Journal of the Australian Health Promotion Association

Just Accepted

This article has been peer reviewed and accepted for publication. It is in production and has not been edited, so may differ from the final published form.

Development of a tool for the evaluation of obesity prevention partnerships

Devon Indig , Anne Grunseit , Alexandra Greig , Helen Lilley , Adrian Bauman

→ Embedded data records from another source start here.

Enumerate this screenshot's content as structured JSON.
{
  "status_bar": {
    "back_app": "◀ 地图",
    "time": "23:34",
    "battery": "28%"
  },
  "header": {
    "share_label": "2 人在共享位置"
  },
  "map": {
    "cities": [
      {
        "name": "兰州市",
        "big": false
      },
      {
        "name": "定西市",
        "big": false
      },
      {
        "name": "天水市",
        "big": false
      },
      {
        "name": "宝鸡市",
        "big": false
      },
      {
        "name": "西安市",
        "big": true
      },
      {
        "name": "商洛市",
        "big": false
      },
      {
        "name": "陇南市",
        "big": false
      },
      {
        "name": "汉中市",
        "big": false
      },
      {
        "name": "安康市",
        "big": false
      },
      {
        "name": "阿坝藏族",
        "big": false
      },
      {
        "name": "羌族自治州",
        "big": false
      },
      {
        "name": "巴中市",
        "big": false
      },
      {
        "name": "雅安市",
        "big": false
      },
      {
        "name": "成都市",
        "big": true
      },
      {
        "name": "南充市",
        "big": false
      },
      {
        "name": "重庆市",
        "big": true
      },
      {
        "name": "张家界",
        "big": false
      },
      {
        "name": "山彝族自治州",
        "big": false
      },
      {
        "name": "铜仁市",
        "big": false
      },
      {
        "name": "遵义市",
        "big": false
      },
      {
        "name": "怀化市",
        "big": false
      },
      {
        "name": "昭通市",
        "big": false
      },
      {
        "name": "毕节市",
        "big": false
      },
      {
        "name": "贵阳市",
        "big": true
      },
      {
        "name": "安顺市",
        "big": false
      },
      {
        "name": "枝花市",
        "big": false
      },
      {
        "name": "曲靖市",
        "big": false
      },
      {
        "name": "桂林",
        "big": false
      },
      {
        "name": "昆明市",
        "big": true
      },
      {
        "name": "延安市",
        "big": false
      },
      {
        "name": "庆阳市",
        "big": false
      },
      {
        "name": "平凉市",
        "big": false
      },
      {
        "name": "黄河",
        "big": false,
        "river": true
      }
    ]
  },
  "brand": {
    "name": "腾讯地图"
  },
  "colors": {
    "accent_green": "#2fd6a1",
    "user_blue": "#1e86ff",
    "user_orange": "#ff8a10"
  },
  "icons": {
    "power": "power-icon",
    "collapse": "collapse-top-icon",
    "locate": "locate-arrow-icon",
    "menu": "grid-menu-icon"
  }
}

Issue addressed: Working in partnership is advocated as a necessary process to achieve shared goals in complex policy areas, yet little effort dedicated to evaluating how well partnerships are functioning. This study describes the development and psychometric properties of a partnership assessment tool and illustrates its use in an obesity prevention partnership. Methods: A literature scoping review was conducted on existing partnership assessment tools and used to develop a new tool, which was tested using the ACT whole-of-government Healthy Weight Initiative at two timepoints. The psychometric properties of the tool were evaluated using principal component analysis, Cronbach’s alpha for internal consistency of domain subscales, and an assessment of content validity comparing quantitative and qualitative data. Results: The review identified 11 partnership assessment tools, from which we identified five domains of partnership to develop the new tool. Factor analysis showed each domain yielded a single subscale. Cronbach’s alpha for each of the domain subscales ranged between 0.88 and 0.94 at Timepoint 1 and 0.90 and 0.95 at Timepoint 2 demonstrating very high internal consistency. All subscales demonstrated high correlation with an overall partnership rating, good internal consistency and concordance with issues raised in open-ended questions. Conclusions: This paper describes the development and implementation of a tool to evaluate partnership functioning, which was found to have high internal reliability and good content validity. So What: With increasing emphasis on working in partnership, using partnership assessment tools can provide useful evidence to assess whether partnerships are a successful strategy in complex programs evaluation.

HE16037  Accepted 22 May 2017

© CSIRO 2017